As an authority, not to say an obsessive, on the subject of steak, I am frequently asked what New York's best steakhouse is. There is no simple answer for this, but there is a short list from which any answer must come. This is the short list of New York's great steakhouses, and if you don't see a name there that's because I don't consider it first rate. Note: some of the city's best steaks aren't to be found in steakhouses. But that's another list.
Combining Keith McNally's flawless art direction with co-chefs Riad Nasr and Lee Hanson's equally accomplished cooking, this elevated take on old New York outdoes both its models and its rivals.
Keens is so impossibly authentic that it's easy to overlook how beautifully art-directed it is -- a homage and, really, an improvement of the genre. Yes, it's been around a million years and yes, it sells a signature item that nobody has liked in forty years, but Keens benefits from hindsight. That, and a matchless collection of Scotch whiskies.
The most famous steakhouse in America delivers on its promise of incomparable atmosphere and unique character. It's the template of all other steakhouses, and you are almost guaranteed to have a great time there, especially if your pockets are deep. The steak is not, in fact, that great anymore, but they're still very good for the most part, and their dressing of butter and kidney suet could make a steak-umm good. The hash browns, cake, bacon, and the other sides are wonderful too.
This Argentine steakhouse has been doing it forever, and has never slipped. No one does the authentic gaucho beef better, especially with the aid of unyielding, garlicky chimichurri.
Formerly a generic trader-bait steakhouse of no particular note, Strip House has zoomed up in quality since its purchase in 2012 and now serves some of the best beef town.
The name is almost unfair; the quality of the meat (and the food generally) is so much higher at BLT Prime than at BLT steak that it really should be called something else.
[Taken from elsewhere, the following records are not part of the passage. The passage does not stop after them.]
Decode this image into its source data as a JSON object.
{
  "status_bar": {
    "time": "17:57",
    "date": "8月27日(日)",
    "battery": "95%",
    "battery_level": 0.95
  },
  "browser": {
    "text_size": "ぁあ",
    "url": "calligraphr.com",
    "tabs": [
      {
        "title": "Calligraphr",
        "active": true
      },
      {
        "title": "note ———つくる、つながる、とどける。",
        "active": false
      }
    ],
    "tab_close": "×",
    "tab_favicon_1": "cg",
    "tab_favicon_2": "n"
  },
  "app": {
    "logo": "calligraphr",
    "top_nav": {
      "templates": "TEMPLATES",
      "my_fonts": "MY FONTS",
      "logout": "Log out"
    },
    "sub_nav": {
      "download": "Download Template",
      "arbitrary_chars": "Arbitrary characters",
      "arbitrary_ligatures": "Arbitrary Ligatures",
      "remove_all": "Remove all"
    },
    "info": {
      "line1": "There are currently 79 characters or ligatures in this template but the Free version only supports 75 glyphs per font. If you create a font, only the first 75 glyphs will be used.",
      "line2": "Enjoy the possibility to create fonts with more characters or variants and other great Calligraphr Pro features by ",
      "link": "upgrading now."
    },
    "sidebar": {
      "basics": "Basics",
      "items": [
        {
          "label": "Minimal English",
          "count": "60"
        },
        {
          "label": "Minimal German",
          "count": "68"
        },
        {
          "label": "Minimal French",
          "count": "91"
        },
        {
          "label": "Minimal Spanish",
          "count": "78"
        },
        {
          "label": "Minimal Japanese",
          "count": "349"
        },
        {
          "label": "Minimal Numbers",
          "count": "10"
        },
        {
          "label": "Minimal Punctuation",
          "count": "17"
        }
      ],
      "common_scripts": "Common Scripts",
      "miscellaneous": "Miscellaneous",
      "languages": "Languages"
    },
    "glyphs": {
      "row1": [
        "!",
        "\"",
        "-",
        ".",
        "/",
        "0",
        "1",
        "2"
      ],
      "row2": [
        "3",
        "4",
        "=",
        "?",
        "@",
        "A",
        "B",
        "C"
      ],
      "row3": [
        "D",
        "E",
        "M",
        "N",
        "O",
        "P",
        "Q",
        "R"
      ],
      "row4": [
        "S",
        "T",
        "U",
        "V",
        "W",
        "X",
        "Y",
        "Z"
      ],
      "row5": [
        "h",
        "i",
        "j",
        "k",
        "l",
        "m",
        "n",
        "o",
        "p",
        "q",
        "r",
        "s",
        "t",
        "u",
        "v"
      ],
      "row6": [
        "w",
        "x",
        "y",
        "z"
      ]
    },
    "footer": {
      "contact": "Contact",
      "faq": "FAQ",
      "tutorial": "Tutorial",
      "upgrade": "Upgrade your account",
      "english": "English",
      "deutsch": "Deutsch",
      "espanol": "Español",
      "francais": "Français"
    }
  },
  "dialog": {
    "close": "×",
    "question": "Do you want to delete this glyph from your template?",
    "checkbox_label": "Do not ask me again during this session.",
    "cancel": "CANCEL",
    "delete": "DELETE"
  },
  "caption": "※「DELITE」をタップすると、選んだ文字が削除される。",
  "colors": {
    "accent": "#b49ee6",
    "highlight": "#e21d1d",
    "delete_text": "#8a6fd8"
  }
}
The sides are extraordinary too.
When asked, as I often am, for my opinion on the best steakhouse in New York, I often hem and haw. The meat may be better at Minetta Tavern, the sides at BLT Prime, the atmosphere (and nothing else) at Peter Luger. But for the overall package of flawless service, great meat, and by far the loveliest and most relaxing room of any steakhouse I know, the answer is surely Porterhouse New York. Here's a tip: go have a steak sandwich and an Old Fashioned at the bar, during the day. It's a great NYC experience.
The Frankie's Spuntino guys made their name with Italian-American restaurants, but this effort, a German-American style steakhouse, may be even better. Stark and unadorned, with a great cured meat program and big, delicious steaks, it also boasts a small specialty grocery on the side.
Small, unorthodox and independent, this East Village restaurant is no one's idea of a New York steakhouse, but guess what? It's one of the best around -- lacking only the cliches that are all many of its rivals have left.